A painful skin rash caused by the herpes zoster virus. Shingles is an illness that causes a debilitating rash of blisters following the trail of a nerve, sometimes on the face and occasionally changing the eye, when treatment must be continuing to prevent disease.
Shingles is most common between the ages of 50 and 70. People who have reduced immunity, for example people that have AIDS or those undergoing chemotherapy, are also particularly susceptible to this disease. Individuals with AIDS are especially likely to have serious outbreaks of shingles.
The shingles rash typically happens on just one side of the body and typically affects the skin on the chest, abdomen or face. In elderly individuals, suffering may continue for months after the rash has disappeared. This drawn-out pain is called post-herpetic neuralgia.
Shingles is due to the exact same virus that causes chickenpox, which stays dormant in nerve cells. When it’s reactivated later in life, it causes shingles. The reason behind reactivation is unknown but shingles frequently appears at times of stress or ill health.
The virus is easily spread by direct contact with a blister and will cause chickenpox in someone who hasn’t already had it.
Causes of Shingles
On first contact with this virus you develop chickenpox. Afterwards the virus does not completely disappear from the body. It lives on in a dormant state within collections of nerve cells called ganglia, which are found along the spinal cord. For reasons not well understood, the virus can become active again decades later, this time causing shingles.
You cannot catch shingles from shingles – but you may catch chickenpox from shingles if you have not had it before. The virus is spread by skin-to-skin contact.
Symptoms of Shingles
Initially, you may experience tingling, itching and a sharp pain in part of your skin. After a couple of days these symptoms may develop:
- painful rash of fluid-filled blisters
- head ache and tiredness.
Within 3-4 days blisters form scabs. The scabs heal in 10 days but may leave scars. If a nerve that supplies the eye is changed, blisters may cause inflammation of the cornea. Infrequently, illness of a facial nerve causes paralysis of one side of the face.
- Shingles can be hard to diagnose until the rash appears, and acute pain following the line of the ribs (where nerves run around the body) can be mistaken for the chest pain of angina.
- Your physician may prescribe antiviral drugs to reduce the severity of the symptoms and the risk of post-herpetic neuralgia.
- Immediate treatment with antiviral drugs is significant if your eyes are changed or if you’ve reduced resistance.
- Painkillers may help alleviate distress, and carbamazepine may help alleviate the drawn-out pain of post-herpetic neuralgia.
- Most people that develop shingles recuperate within 2-6 weeks, but up to half of individuals over the age of 50 develop post-herpetic neuralgia.
Treatment of Shingles

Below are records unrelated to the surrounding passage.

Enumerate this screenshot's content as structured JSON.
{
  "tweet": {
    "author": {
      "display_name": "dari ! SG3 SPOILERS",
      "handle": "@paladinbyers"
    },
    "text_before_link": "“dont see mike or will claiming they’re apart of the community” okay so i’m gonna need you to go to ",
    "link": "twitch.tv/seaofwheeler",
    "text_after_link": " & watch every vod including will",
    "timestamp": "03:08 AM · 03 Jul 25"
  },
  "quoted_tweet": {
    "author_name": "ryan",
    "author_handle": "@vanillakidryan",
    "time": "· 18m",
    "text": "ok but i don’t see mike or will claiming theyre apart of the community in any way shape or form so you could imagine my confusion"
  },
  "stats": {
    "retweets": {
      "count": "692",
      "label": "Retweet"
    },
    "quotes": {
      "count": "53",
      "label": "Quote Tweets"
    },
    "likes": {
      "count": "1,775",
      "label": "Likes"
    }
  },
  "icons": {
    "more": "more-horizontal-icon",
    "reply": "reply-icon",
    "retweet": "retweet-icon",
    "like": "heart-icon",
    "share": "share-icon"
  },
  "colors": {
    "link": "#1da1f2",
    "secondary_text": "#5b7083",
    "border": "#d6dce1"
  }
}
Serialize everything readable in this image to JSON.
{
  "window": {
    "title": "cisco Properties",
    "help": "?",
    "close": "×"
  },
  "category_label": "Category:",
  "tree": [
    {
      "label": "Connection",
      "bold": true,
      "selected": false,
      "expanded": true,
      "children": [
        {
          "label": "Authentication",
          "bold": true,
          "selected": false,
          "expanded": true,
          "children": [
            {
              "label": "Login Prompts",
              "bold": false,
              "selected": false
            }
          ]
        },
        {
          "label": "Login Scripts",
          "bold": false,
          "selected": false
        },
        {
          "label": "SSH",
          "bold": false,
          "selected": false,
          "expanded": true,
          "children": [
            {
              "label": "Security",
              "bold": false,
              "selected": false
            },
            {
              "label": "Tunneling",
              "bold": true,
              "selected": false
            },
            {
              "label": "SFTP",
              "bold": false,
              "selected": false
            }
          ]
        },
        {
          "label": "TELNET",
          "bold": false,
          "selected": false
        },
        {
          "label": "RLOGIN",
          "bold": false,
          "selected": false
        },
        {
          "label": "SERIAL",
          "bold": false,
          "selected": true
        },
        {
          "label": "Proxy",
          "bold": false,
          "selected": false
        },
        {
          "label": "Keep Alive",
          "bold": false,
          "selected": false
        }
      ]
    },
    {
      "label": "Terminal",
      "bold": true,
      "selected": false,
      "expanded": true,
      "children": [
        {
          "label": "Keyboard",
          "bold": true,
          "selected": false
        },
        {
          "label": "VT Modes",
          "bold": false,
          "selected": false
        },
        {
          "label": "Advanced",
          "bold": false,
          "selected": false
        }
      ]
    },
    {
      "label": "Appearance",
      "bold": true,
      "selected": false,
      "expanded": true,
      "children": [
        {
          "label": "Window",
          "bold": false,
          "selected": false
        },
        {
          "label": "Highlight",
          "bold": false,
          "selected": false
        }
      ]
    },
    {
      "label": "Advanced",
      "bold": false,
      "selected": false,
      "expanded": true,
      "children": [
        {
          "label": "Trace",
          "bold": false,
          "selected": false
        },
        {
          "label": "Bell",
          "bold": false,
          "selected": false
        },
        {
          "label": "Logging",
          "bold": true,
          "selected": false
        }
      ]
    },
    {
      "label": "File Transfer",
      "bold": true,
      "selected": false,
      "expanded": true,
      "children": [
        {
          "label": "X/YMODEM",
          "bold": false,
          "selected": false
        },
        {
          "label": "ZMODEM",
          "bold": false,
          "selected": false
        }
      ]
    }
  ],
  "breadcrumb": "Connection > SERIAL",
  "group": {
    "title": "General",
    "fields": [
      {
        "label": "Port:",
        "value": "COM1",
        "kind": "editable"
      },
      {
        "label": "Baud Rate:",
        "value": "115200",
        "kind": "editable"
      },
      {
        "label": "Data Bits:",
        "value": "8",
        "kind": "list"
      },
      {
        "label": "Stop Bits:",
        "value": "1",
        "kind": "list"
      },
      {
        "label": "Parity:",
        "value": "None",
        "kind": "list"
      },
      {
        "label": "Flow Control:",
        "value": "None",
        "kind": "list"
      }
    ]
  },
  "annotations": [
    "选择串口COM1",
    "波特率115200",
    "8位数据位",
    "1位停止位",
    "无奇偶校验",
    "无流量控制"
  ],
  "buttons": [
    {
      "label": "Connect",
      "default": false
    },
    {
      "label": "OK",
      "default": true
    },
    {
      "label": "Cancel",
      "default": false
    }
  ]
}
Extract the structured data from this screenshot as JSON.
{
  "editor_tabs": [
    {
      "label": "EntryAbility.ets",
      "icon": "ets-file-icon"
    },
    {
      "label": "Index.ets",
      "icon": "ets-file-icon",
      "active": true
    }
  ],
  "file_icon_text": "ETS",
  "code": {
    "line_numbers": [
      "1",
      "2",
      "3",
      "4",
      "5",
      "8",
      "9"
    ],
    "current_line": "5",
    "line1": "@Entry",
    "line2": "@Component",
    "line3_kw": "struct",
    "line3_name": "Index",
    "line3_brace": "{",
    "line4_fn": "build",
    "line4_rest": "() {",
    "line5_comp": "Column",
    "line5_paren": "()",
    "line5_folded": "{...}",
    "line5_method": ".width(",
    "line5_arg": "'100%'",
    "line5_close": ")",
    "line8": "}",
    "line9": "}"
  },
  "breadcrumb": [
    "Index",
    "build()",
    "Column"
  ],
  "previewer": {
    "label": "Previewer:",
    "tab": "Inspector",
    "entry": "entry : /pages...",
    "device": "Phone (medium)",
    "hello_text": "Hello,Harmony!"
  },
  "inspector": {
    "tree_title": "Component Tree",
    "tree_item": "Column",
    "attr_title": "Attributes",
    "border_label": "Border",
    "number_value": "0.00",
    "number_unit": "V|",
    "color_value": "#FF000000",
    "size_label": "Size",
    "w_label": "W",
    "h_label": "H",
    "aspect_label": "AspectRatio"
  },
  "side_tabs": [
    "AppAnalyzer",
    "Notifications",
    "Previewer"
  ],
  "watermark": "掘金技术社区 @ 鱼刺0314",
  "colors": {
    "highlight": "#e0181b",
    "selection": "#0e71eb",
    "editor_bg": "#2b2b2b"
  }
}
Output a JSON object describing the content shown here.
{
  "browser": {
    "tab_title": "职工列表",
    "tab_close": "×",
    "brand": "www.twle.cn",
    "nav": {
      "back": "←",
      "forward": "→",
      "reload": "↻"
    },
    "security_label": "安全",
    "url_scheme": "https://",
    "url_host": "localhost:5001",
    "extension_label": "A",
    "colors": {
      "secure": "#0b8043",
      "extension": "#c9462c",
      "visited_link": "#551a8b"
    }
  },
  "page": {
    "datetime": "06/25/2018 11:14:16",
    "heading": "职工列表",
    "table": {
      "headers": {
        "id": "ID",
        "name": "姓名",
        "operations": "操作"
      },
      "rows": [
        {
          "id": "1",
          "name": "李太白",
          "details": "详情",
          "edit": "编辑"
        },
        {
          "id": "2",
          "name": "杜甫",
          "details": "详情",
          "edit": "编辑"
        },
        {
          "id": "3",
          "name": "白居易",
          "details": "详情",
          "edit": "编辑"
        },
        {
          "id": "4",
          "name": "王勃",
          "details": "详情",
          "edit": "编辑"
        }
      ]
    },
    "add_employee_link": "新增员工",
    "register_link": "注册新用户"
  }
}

During the puzzling neuralgia stage the treatment is with painkillers. Once the typical rash appears, treatment is with an antiviral drug such as acyclovir or famciclovir. These reduce the severity of the illness and the chances of persistent pain afterwards. Shingles on the upper part of the face needs more specialised treatment to avoid ulceration of the eye.
Supplement vitamins C, B,2 and L. Homeopathy – if you have been exposed to the shingles virus, try taking variolinum as a preventive measure. Other therapies to try: Western herbalism-acupuncture; chakra balancing; healing; hypnotherapy.